-- SOURCE DATA follows --

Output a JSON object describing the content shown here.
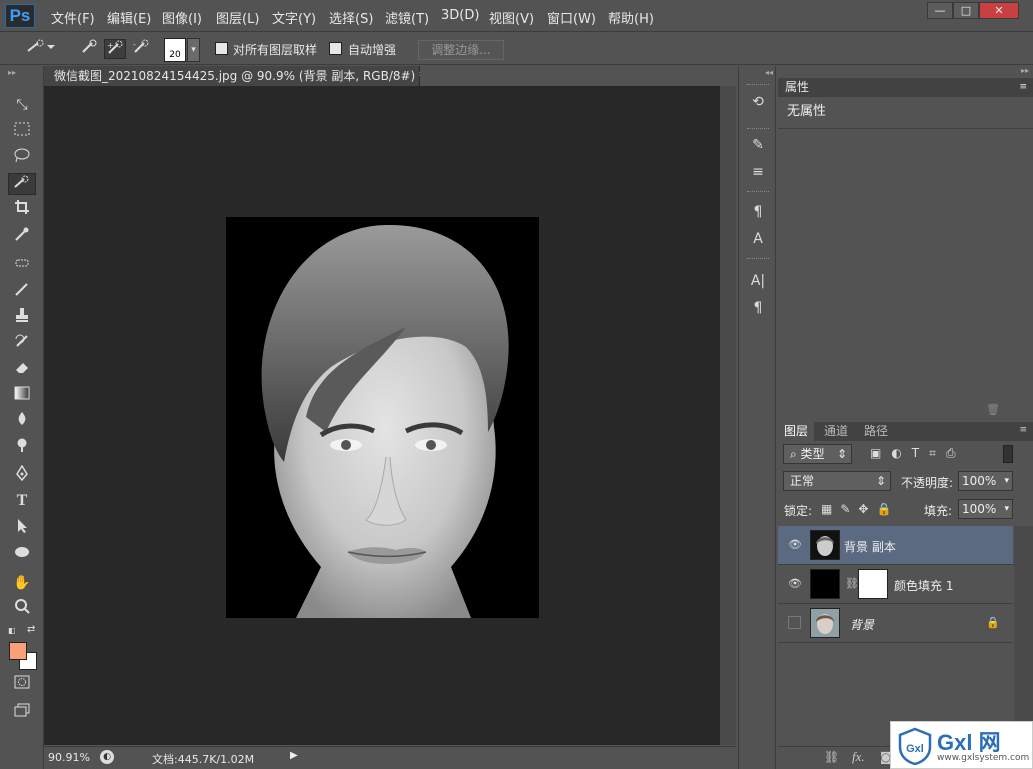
{
  "app": {
    "logo": "Ps"
  },
  "menu": [
    "文件(F)",
    "编辑(E)",
    "图像(I)",
    "图层(L)",
    "文字(Y)",
    "选择(S)",
    "滤镜(T)",
    "3D(D)",
    "视图(V)",
    "窗口(W)",
    "帮助(H)"
  ],
  "window_controls": {
    "minimize": "—",
    "restore": "□",
    "close": "✕"
  },
  "options": {
    "brush_size": "20",
    "sample_all_layers": "对所有图层取样",
    "auto_enhance": "自动增强",
    "refine_edge": "调整边缘..."
  },
  "document": {
    "tab_title": "微信截图_20210824154425.jpg @ 90.9% (背景 副本, RGB/8#) *",
    "close": "×"
  },
  "status": {
    "zoom": "90.91%",
    "doc_size": "文档:445.7K/1.02M"
  },
  "colors": {
    "foreground": "#f7a07a",
    "background": "#ffffff"
  },
  "properties": {
    "tab": "属性",
    "content": "无属性"
  },
  "layers_panel": {
    "tabs": [
      "图层",
      "通道",
      "路径"
    ],
    "filter_kind": "类型",
    "blend_mode": "正常",
    "opacity_label": "不透明度:",
    "opacity": "100%",
    "lock_label": "锁定:",
    "fill_label": "填充:",
    "fill": "100%",
    "layers": [
      {
        "name": "背景 副本",
        "visible": true,
        "selected": true
      },
      {
        "name": "颜色填充 1",
        "visible": true,
        "selected": false
      },
      {
        "name": "背景",
        "visible": false,
        "selected": false,
        "locked": true
      }
    ]
  },
  "watermark": {
    "brand": "Gxl 网",
    "url": "www.gxlsystem.com"
  }
}
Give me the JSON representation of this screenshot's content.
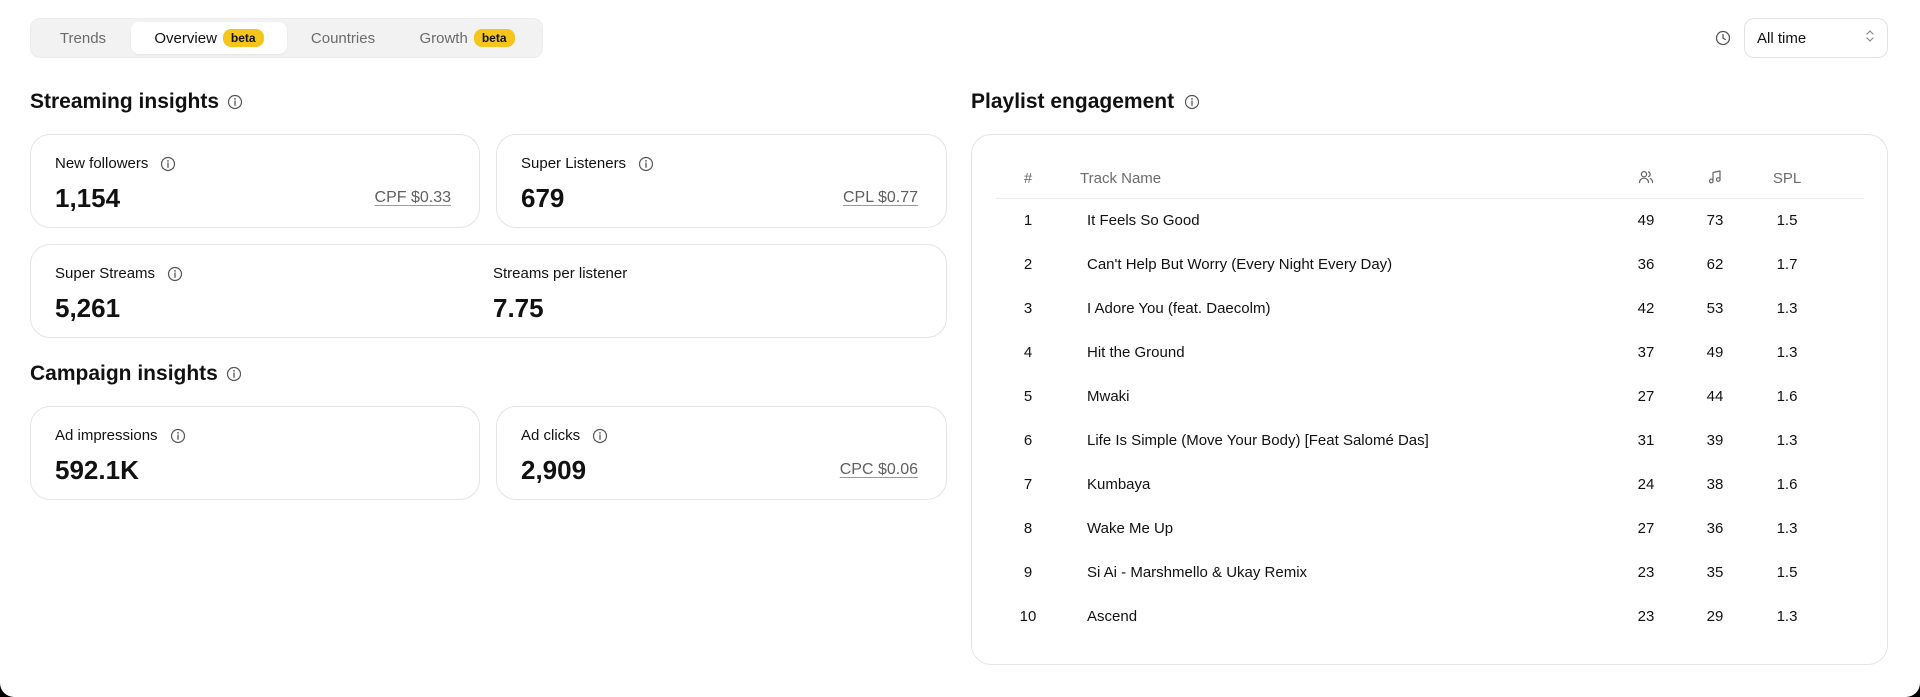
{
  "tabs": [
    {
      "label": "Trends",
      "badge": ""
    },
    {
      "label": "Overview",
      "badge": "beta"
    },
    {
      "label": "Countries",
      "badge": ""
    },
    {
      "label": "Growth",
      "badge": "beta"
    }
  ],
  "time_filter": {
    "selected": "All time"
  },
  "streaming": {
    "title": "Streaming insights",
    "new_followers": {
      "label": "New followers",
      "value": "1,154",
      "cost": "CPF $0.33"
    },
    "super_listeners": {
      "label": "Super Listeners",
      "value": "679",
      "cost": "CPL $0.77"
    },
    "super_streams": {
      "label": "Super Streams",
      "value": "5,261"
    },
    "streams_per_listener": {
      "label": "Streams per listener",
      "value": "7.75"
    }
  },
  "campaign": {
    "title": "Campaign insights",
    "ad_impressions": {
      "label": "Ad impressions",
      "value": "592.1K"
    },
    "ad_clicks": {
      "label": "Ad clicks",
      "value": "2,909",
      "cost": "CPC $0.06"
    }
  },
  "playlist": {
    "title": "Playlist engagement",
    "columns": {
      "num": "#",
      "track": "Track Name",
      "listeners_icon": "users-icon",
      "streams_icon": "music-note-icon",
      "spl": "SPL"
    },
    "rows": [
      {
        "num": "1",
        "name": "It Feels So Good",
        "listeners": "49",
        "streams": "73",
        "spl": "1.5"
      },
      {
        "num": "2",
        "name": "Can't Help But Worry (Every Night Every Day)",
        "listeners": "36",
        "streams": "62",
        "spl": "1.7"
      },
      {
        "num": "3",
        "name": "I Adore You (feat. Daecolm)",
        "listeners": "42",
        "streams": "53",
        "spl": "1.3"
      },
      {
        "num": "4",
        "name": "Hit the Ground",
        "listeners": "37",
        "streams": "49",
        "spl": "1.3"
      },
      {
        "num": "5",
        "name": "Mwaki",
        "listeners": "27",
        "streams": "44",
        "spl": "1.6"
      },
      {
        "num": "6",
        "name": "Life Is Simple (Move Your Body) [Feat Salomé Das]",
        "listeners": "31",
        "streams": "39",
        "spl": "1.3"
      },
      {
        "num": "7",
        "name": "Kumbaya",
        "listeners": "24",
        "streams": "38",
        "spl": "1.6"
      },
      {
        "num": "8",
        "name": "Wake Me Up",
        "listeners": "27",
        "streams": "36",
        "spl": "1.3"
      },
      {
        "num": "9",
        "name": "Si Ai - Marshmello & Ukay Remix",
        "listeners": "23",
        "streams": "35",
        "spl": "1.5"
      },
      {
        "num": "10",
        "name": "Ascend",
        "listeners": "23",
        "streams": "29",
        "spl": "1.3"
      }
    ]
  },
  "colors": {
    "badge": "#f5c51c",
    "border": "#e4e4e7",
    "muted_text": "#6b6b6b"
  }
}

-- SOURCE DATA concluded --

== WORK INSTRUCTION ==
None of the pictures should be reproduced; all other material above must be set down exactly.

== OUTPUT OF THE TASK ==
Output a JSON object describing the content shown here.
{
  "app": {
    "logo": "Ps"
  },
  "menu": [
    "文件(F)",
    "编辑(E)",
    "图像(I)",
    "图层(L)",
    "文字(Y)",
    "选择(S)",
    "滤镜(T)",
    "3D(D)",
    "视图(V)",
    "窗口(W)",
    "帮助(H)"
  ],
  "window_controls": {
    "minimize": "—",
    "restore": "□",
    "close": "✕"
  },
  "options": {
    "brush_size": "20",
    "sample_all_layers": "对所有图层取样",
    "auto_enhance": "自动增强",
    "refine_edge": "调整边缘..."
  },
  "document": {
    "tab_title": "微信截图_20210824154425.jpg @ 90.9% (背景 副本, RGB/8#) *",
    "close": "×"
  },
  "status": {
    "zoom": "90.91%",
    "doc_size": "文档:445.7K/1.02M"
  },
  "colors": {
    "foreground": "#f7a07a",
    "background": "#ffffff"
  },
  "properties": {
    "tab": "属性",
    "content": "无属性"
  },
  "layers_panel": {
    "tabs": [
      "图层",
      "通道",
      "路径"
    ],
    "filter_kind": "类型",
    "blend_mode": "正常",
    "opacity_label": "不透明度:",
    "opacity": "100%",
    "lock_label": "锁定:",
    "fill_label": "填充:",
    "fill": "100%",
    "layers": [
      {
        "name": "背景 副本",
        "visible": true,
        "selected": true
      },
      {
        "name": "颜色填充 1",
        "visible": true,
        "selected": false
      },
      {
        "name": "背景",
        "visible": false,
        "selected": false,
        "locked": true
      }
    ]
  },
  "watermark": {
    "brand": "Gxl 网",
    "url": "www.gxlsystem.com"
  }
}
Give me the JSON representation of this screenshot's content.
{
  "tabs": [
    {
      "label": "Trends",
      "badge": ""
    },
    {
      "label": "Overview",
      "badge": "beta"
    },
    {
      "label": "Countries",
      "badge": ""
    },
    {
      "label": "Growth",
      "badge": "beta"
    }
  ],
  "time_filter": {
    "selected": "All time"
  },
  "streaming": {
    "title": "Streaming insights",
    "new_followers": {
      "label": "New followers",
      "value": "1,154",
      "cost": "CPF $0.33"
    },
    "super_listeners": {
      "label": "Super Listeners",
      "value": "679",
      "cost": "CPL $0.77"
    },
    "super_streams": {
      "label": "Super Streams",
      "value": "5,261"
    },
    "streams_per_listener": {
      "label": "Streams per listener",
      "value": "7.75"
    }
  },
  "campaign": {
    "title": "Campaign insights",
    "ad_impressions": {
      "label": "Ad impressions",
      "value": "592.1K"
    },
    "ad_clicks": {
      "label": "Ad clicks",
      "value": "2,909",
      "cost": "CPC $0.06"
    }
  },
  "playlist": {
    "title": "Playlist engagement",
    "columns": {
      "num": "#",
      "track": "Track Name",
      "listeners_icon": "users-icon",
      "streams_icon": "music-note-icon",
      "spl": "SPL"
    },
    "rows": [
      {
        "num": "1",
        "name": "It Feels So Good",
        "listeners": "49",
        "streams": "73",
        "spl": "1.5"
      },
      {
        "num": "2",
        "name": "Can't Help But Worry (Every Night Every Day)",
        "listeners": "36",
        "streams": "62",
        "spl": "1.7"
      },
      {
        "num": "3",
        "name": "I Adore You (feat. Daecolm)",
        "listeners": "42",
        "streams": "53",
        "spl": "1.3"
      },
      {
        "num": "4",
        "name": "Hit the Ground",
        "listeners": "37",
        "streams": "49",
        "spl": "1.3"
      },
      {
        "num": "5",
        "name": "Mwaki",
        "listeners": "27",
        "streams": "44",
        "spl": "1.6"
      },
      {
        "num": "6",
        "name": "Life Is Simple (Move Your Body) [Feat Salomé Das]",
        "listeners": "31",
        "streams": "39",
        "spl": "1.3"
      },
      {
        "num": "7",
        "name": "Kumbaya",
        "listeners": "24",
        "streams": "38",
        "spl": "1.6"
      },
      {
        "num": "8",
        "name": "Wake Me Up",
        "listeners": "27",
        "streams": "36",
        "spl": "1.3"
      },
      {
        "num": "9",
        "name": "Si Ai - Marshmello & Ukay Remix",
        "listeners": "23",
        "streams": "35",
        "spl": "1.5"
      },
      {
        "num": "10",
        "name": "Ascend",
        "listeners": "23",
        "streams": "29",
        "spl": "1.3"
      }
    ]
  },
  "colors": {
    "badge": "#f5c51c",
    "border": "#e4e4e7",
    "muted_text": "#6b6b6b"
  }
}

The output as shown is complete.